We estimate the effects of "buyer death shocks" on French exporters in an event study design. Our first estimates show a significant and permanent decrease in export sales of about 20 percent within 5 years following such a death. However, this result also masks large heterogeneity across firms, which we are currently analyzing. We will then move towards how the shocks translate into job losses or wage movements.
We will also try alternative identification strategies, in particular by estimating survival probabilities of foreign buyers in the sample. These probabilities can be used as propensity scores to implement a matching estimator.
WP3: Theory: A General Equilibrium Model of Firm-to-Firm Trade
Pure competition setup:
The paper was presented on the following occasions:
Conference (Kramarz): University of Kent, Canterbury (November 22, 2018)
Seminar (Kortum): “Firm-to-Firm Trade," European University Institute, Florence (December 13, 2018)
Graham Lecture (Kortum): “In Search of Trade Frictions,” Princeton (April 18, 2019)
Keynote (Kramarz): Conference of Baltic economists, Riga (June 8, 2019)
Keynote (Kortum): “In Search of Trade Frictions,” China Meetings of the Econometric Society (CMES2019), Guanzhou (June 19, 2019)
Seminar (Kortum): “Firm-to-Firm Trade," University of Tokyo (June 26, 2019)
Keynote (Kortum): “In Search of Trade Frictions,” Asia Pacific Trade Seminars (APTS2019), Tokyo (June 29, 2019).
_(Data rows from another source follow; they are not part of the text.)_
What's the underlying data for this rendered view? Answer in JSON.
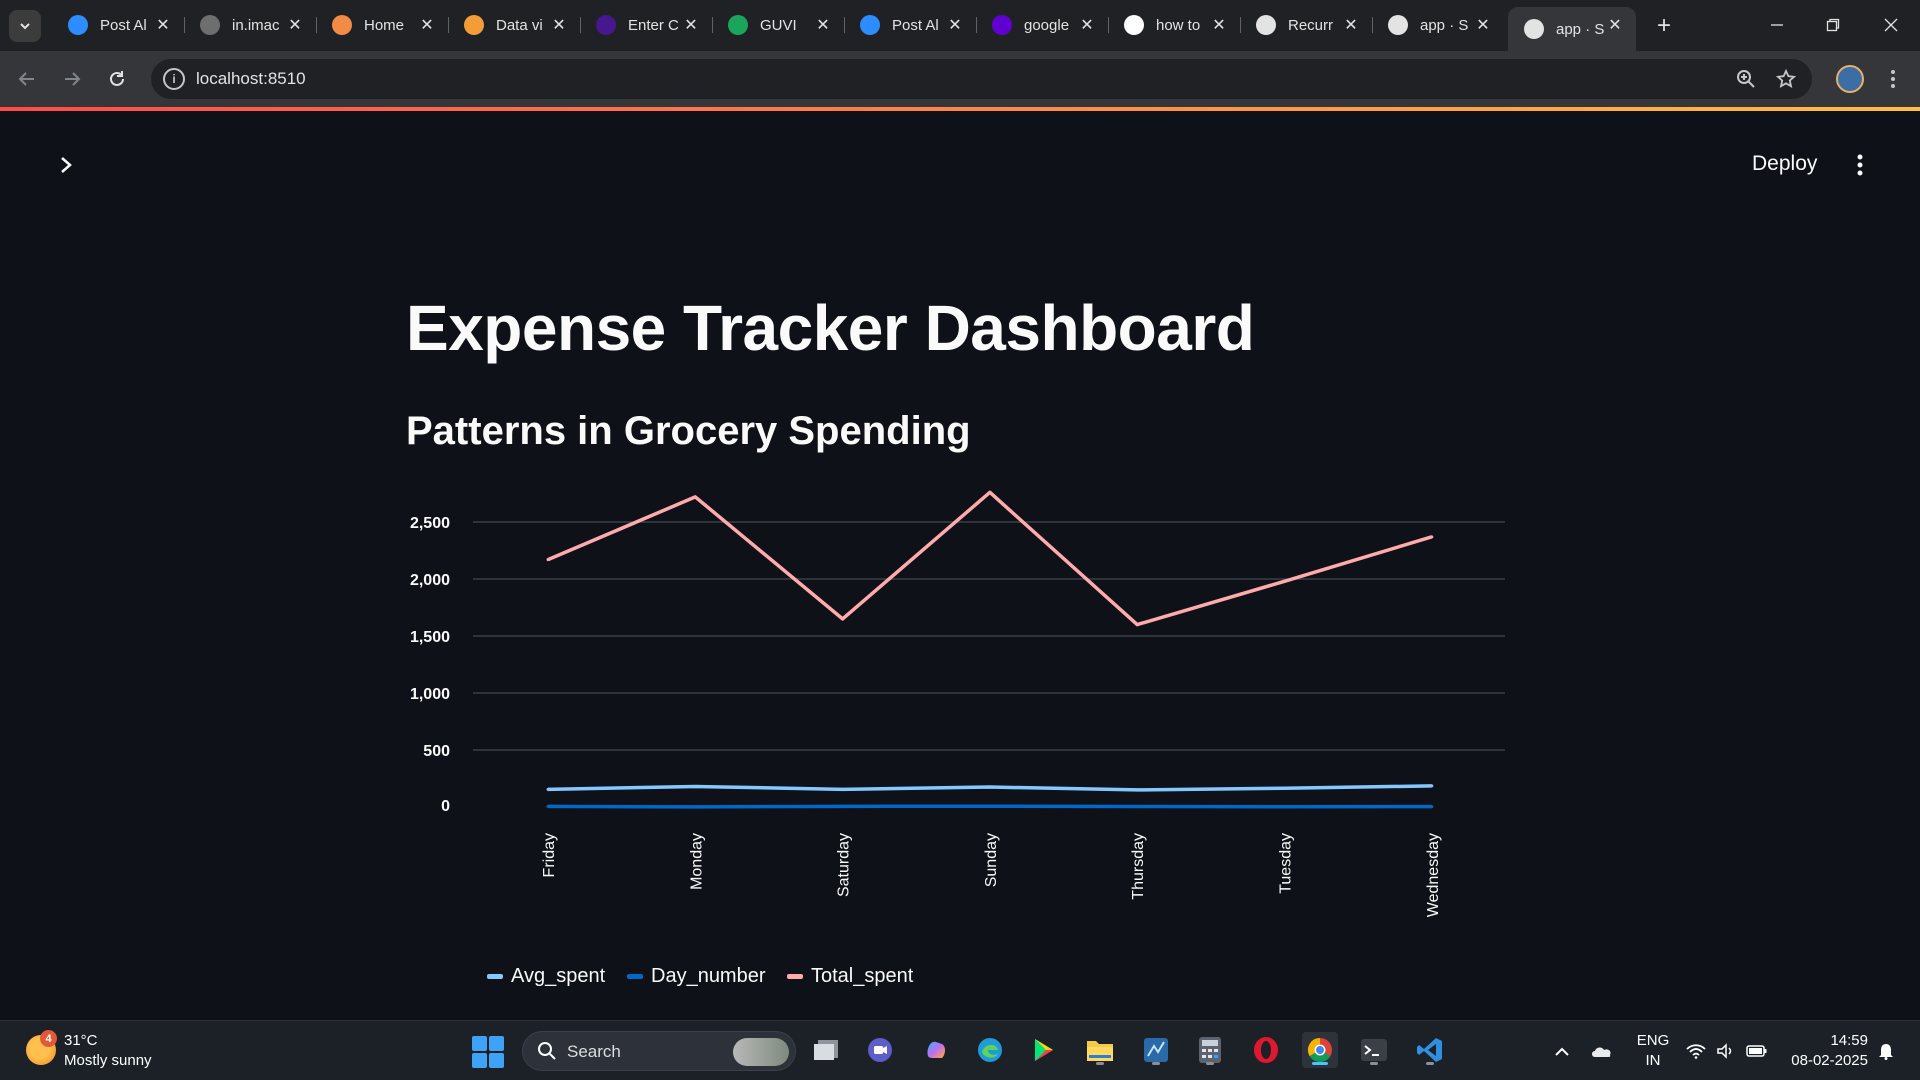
{
  "browser": {
    "tabs": [
      {
        "title": "Post Al",
        "favicon": "zoom-icon",
        "color": "#2d8cff"
      },
      {
        "title": "in.imac",
        "favicon": "yahoo-y-icon",
        "color": "#6e6e6e"
      },
      {
        "title": "Home",
        "favicon": "loader-ring-icon",
        "color": "#f28b45"
      },
      {
        "title": "Data vi",
        "favicon": "book-icon",
        "color": "#f29d38"
      },
      {
        "title": "Enter C",
        "favicon": "kahoot-icon",
        "color": "#46178f"
      },
      {
        "title": "GUVI",
        "favicon": "guvi-icon",
        "color": "#1aa55a"
      },
      {
        "title": "Post Al",
        "favicon": "zoom-icon",
        "color": "#2d8cff"
      },
      {
        "title": "google",
        "favicon": "yahoo-icon",
        "color": "#6001d2"
      },
      {
        "title": "how to",
        "favicon": "google-icon",
        "color": "#ffffff"
      },
      {
        "title": "Recurr",
        "favicon": "openai-icon",
        "color": "#e3e3e3"
      },
      {
        "title": "app · S",
        "favicon": "streamlit-crown-icon",
        "color": "#e3e3e3"
      },
      {
        "title": "app · S",
        "favicon": "streamlit-crown-icon",
        "color": "#e3e3e3",
        "active": true
      }
    ],
    "url": "localhost:8510"
  },
  "app": {
    "deploy_label": "Deploy",
    "title": "Expense Tracker Dashboard",
    "subtitle": "Patterns in Grocery Spending"
  },
  "chart_data": {
    "type": "line",
    "categories": [
      "Friday",
      "Monday",
      "Saturday",
      "Sunday",
      "Thursday",
      "Tuesday",
      "Wednesday"
    ],
    "series": [
      {
        "name": "Avg_spent",
        "color": "#83c9ff",
        "values": [
          155,
          180,
          155,
          175,
          150,
          165,
          185
        ]
      },
      {
        "name": "Day_number",
        "color": "#0068c9",
        "values": [
          5,
          1,
          6,
          7,
          4,
          2,
          3
        ]
      },
      {
        "name": "Total_spent",
        "color": "#ffabab",
        "values": [
          2170,
          2720,
          1650,
          2760,
          1600,
          1980,
          2370
        ]
      }
    ],
    "y_ticks": [
      "0",
      "500",
      "1,000",
      "1,500",
      "2,000",
      "2,500"
    ],
    "y_tick_values": [
      0,
      500,
      1000,
      1500,
      2000,
      2500
    ],
    "ylim": [
      0,
      2500
    ],
    "grid": true,
    "legend_position": "bottom"
  },
  "taskbar": {
    "weather": {
      "temp": "31°C",
      "desc": "Mostly sunny",
      "badge": "4"
    },
    "search_label": "Search",
    "lang_line1": "ENG",
    "lang_line2": "IN",
    "time": "14:59",
    "date": "08-02-2025"
  }
}
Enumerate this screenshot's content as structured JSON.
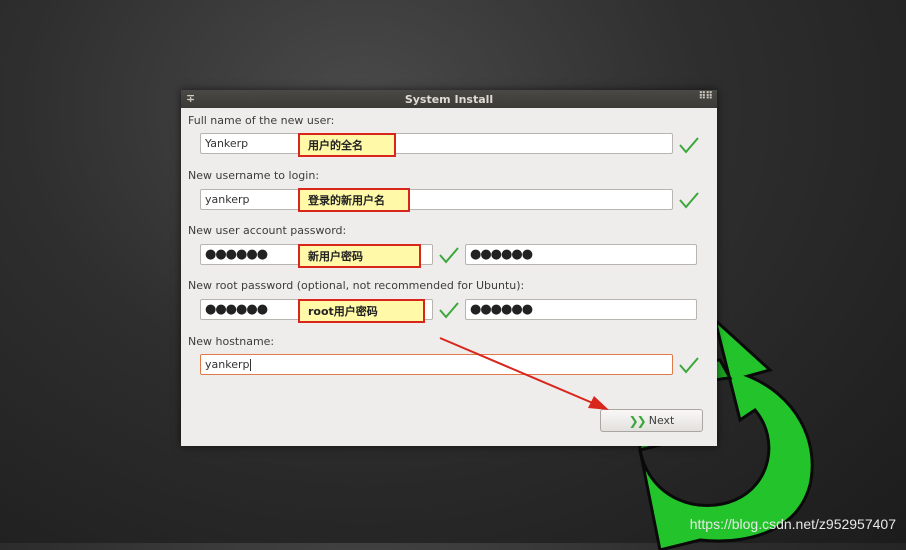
{
  "window": {
    "title": "System Install",
    "menu_icon": "pin-icon",
    "grip_icon": "grip-icon"
  },
  "form": {
    "fullname_label": "Full name of the new user:",
    "fullname_value": "Yankerp",
    "username_label": "New username to login:",
    "username_value": "yankerp",
    "password_label": "New user account password:",
    "password_value": "●●●●●●",
    "password_confirm_value": "●●●●●●",
    "root_label": "New root password (optional, not recommended for Ubuntu):",
    "root_value": "●●●●●●",
    "root_confirm_value": "●●●●●●",
    "hostname_label": "New hostname:",
    "hostname_value": "yankerp"
  },
  "annotations": {
    "fullname": "用户的全名",
    "username": "登录的新用户名",
    "password": "新用户密码",
    "root": "root用户密码"
  },
  "buttons": {
    "next_label": "Next"
  },
  "watermark": "https://blog.csdn.net/z952957407",
  "colors": {
    "check": "#3aa83a",
    "annotation_border": "#d9261c",
    "annotation_fill": "#fff9a8",
    "focus_border": "#e07a4b"
  }
}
Bertrand competition (work in progress) :
We extend the purely competitive framework (see above) to a setting with Bertrand pricing and rent-sharing between workers and firms. This model is able to explain wage differentials between similar workers employed in different firms, while also matching the same aggregate trade features as the pure competition version.
WP4: Economics and Econometrics of Many-to-One Matches
Many-to-one matching between workers and firms:
The goal is to build a game-theoretical model of many-to-one matching and to develop a corresponding estimation strategy.
Skills "bundling" and the uberization of our economies (joint with Philippe Choné): The first working paper is
We try to understand many-one-matching through the prism of the supply of and demand for workers' skills. Skills are multidimensional and can only be sold as a "bundle". In the corresponding labor market equilibrium, workers with similar comparative advantage in the k potential skills match to firms with compatible technological preferences in these skills. In today’s world, some of the previously bundled skills are faced with the opening of a market for that exact skill, something we label as “unbundling”. This can be due to technological shocks transforming a market (such as the advent of Uber), legislative changes or the opening to international trade. We characterize how the equilibrium changes, which firms and which types of workers benefit from unbundling and, by contrast, which firms and workers are negatively affected. Ultimately, we want to confront this theory with Swedish data on cognitive and non-cognitive skills.
Research is carried out jointly with researchers at CREST, Uppsala University, Yale University and Penn State University.
Current and previous research assistants: Gautier Lenfant, Lorenzo Kaaks, Sophie Nottmeyer, Etienne Guigue, Maxime Cugnon